[[ DATA SUPPLIED, beginning ]]

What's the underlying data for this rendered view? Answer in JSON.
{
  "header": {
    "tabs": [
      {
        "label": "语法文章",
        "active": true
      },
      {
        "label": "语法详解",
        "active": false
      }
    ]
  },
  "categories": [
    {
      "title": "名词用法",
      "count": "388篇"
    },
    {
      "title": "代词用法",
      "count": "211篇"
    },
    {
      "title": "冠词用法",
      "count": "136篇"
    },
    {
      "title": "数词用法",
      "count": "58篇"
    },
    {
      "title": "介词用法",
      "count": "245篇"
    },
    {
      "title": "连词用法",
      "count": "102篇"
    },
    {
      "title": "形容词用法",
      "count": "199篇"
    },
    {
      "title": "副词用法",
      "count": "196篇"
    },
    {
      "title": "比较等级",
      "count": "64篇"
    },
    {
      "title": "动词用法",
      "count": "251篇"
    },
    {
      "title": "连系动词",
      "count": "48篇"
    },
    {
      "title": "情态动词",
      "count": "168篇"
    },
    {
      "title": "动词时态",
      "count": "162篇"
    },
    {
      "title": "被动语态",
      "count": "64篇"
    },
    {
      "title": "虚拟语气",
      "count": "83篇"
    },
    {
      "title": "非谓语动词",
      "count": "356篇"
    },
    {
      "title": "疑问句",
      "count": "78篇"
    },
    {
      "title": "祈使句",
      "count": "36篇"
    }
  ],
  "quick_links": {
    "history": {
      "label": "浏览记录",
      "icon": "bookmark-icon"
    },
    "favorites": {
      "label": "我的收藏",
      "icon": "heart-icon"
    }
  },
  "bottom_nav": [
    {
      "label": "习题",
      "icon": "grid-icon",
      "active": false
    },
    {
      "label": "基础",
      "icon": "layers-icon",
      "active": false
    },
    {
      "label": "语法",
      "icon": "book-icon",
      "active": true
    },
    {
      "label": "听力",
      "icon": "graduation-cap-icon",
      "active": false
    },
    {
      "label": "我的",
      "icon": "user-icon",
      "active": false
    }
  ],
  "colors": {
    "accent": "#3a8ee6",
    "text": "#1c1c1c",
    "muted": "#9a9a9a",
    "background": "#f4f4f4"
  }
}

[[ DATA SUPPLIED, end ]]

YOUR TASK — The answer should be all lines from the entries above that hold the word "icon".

EXERCISE OUTPUT —
      "icon": "bookmark-icon"
      "icon": "heart-icon"
      "icon": "grid-icon",
      "icon": "layers-icon",
      "icon": "book-icon",
      "icon": "graduation-cap-icon",
      "icon": "user-icon",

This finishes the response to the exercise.